BEGIN

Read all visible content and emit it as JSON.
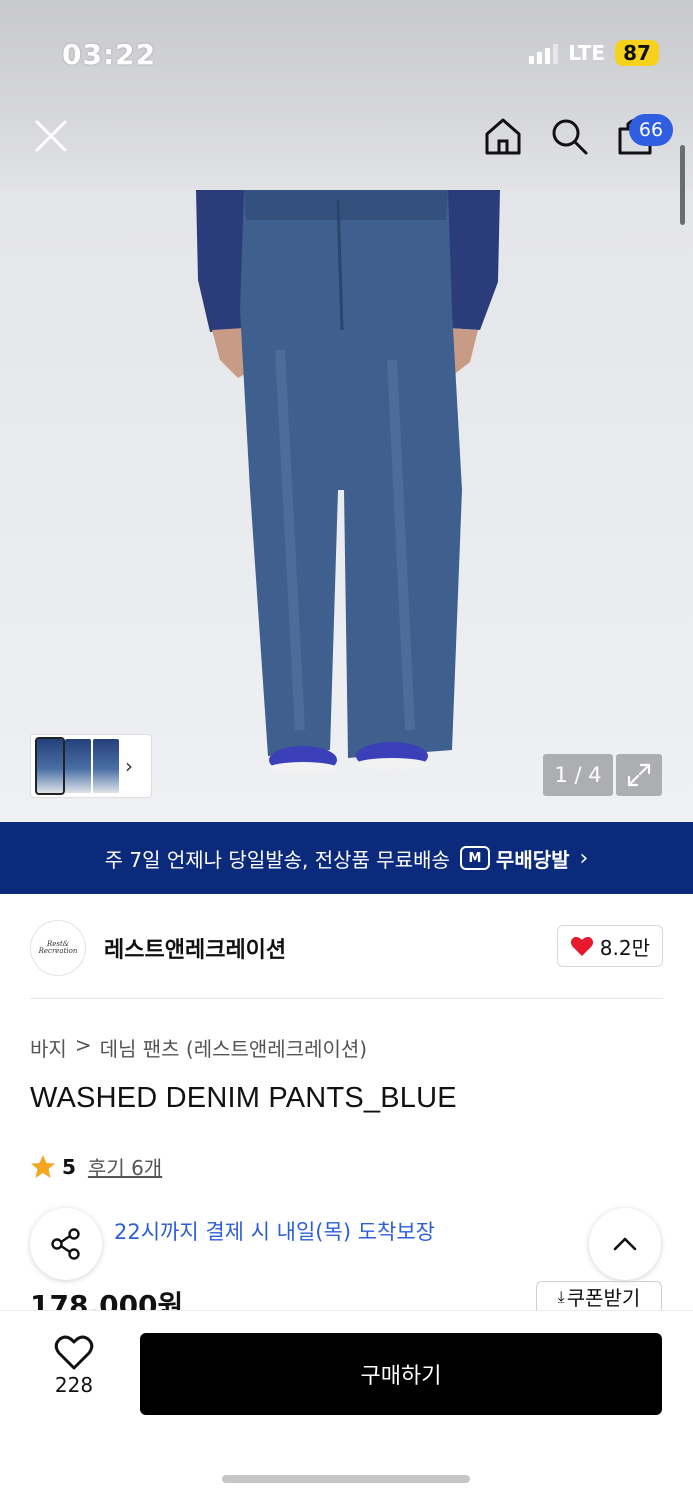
{
  "status": {
    "time": "03:22",
    "network": "LTE",
    "battery": "87"
  },
  "nav": {
    "cart_count": "66"
  },
  "gallery": {
    "counter": "1 / 4"
  },
  "banner": {
    "text": "주 7일 언제나 당일발송, 전상품 무료배송",
    "brand": "무배당발",
    "brand_badge": "M"
  },
  "brand": {
    "name": "레스트앤레크레이션",
    "logo_text": "Rest& Recreation",
    "likes": "8.2만"
  },
  "breadcrumb": {
    "category": "바지",
    "separator": ">",
    "subcategory": "데님 팬츠 (레스트앤레크레이션)"
  },
  "product": {
    "title": "WASHED DENIM PANTS_BLUE",
    "rating": "5",
    "reviews": "후기 6개",
    "delivery": "22시까지 결제 시 내일(목) 도착보장",
    "price": "178,000원",
    "coupon": "쿠폰받기"
  },
  "bottom": {
    "wish_count": "228",
    "buy_label": "구매하기"
  },
  "colors": {
    "accent": "#2f5fe0",
    "banner": "#0c2a7c",
    "buy": "#000000",
    "heart": "#e8192c",
    "star": "#f5a623",
    "battery": "#f6d21c"
  }
}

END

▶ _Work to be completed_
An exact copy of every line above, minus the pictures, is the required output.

▶ _Task output_
Read all visible content and emit it as JSON.
{
  "status": {
    "time": "03:22",
    "network": "LTE",
    "battery": "87"
  },
  "nav": {
    "cart_count": "66"
  },
  "gallery": {
    "counter": "1 / 4"
  },
  "banner": {
    "text": "주 7일 언제나 당일발송, 전상품 무료배송",
    "brand": "무배당발",
    "brand_badge": "M"
  },
  "brand": {
    "name": "레스트앤레크레이션",
    "logo_text": "Rest& Recreation",
    "likes": "8.2만"
  },
  "breadcrumb": {
    "category": "바지",
    "separator": ">",
    "subcategory": "데님 팬츠 (레스트앤레크레이션)"
  },
  "product": {
    "title": "WASHED DENIM PANTS_BLUE",
    "rating": "5",
    "reviews": "후기 6개",
    "delivery": "22시까지 결제 시 내일(목) 도착보장",
    "price": "178,000원",
    "coupon": "쿠폰받기"
  },
  "bottom": {
    "wish_count": "228",
    "buy_label": "구매하기"
  },
  "colors": {
    "accent": "#2f5fe0",
    "banner": "#0c2a7c",
    "buy": "#000000",
    "heart": "#e8192c",
    "star": "#f5a623",
    "battery": "#f6d21c"
  }
}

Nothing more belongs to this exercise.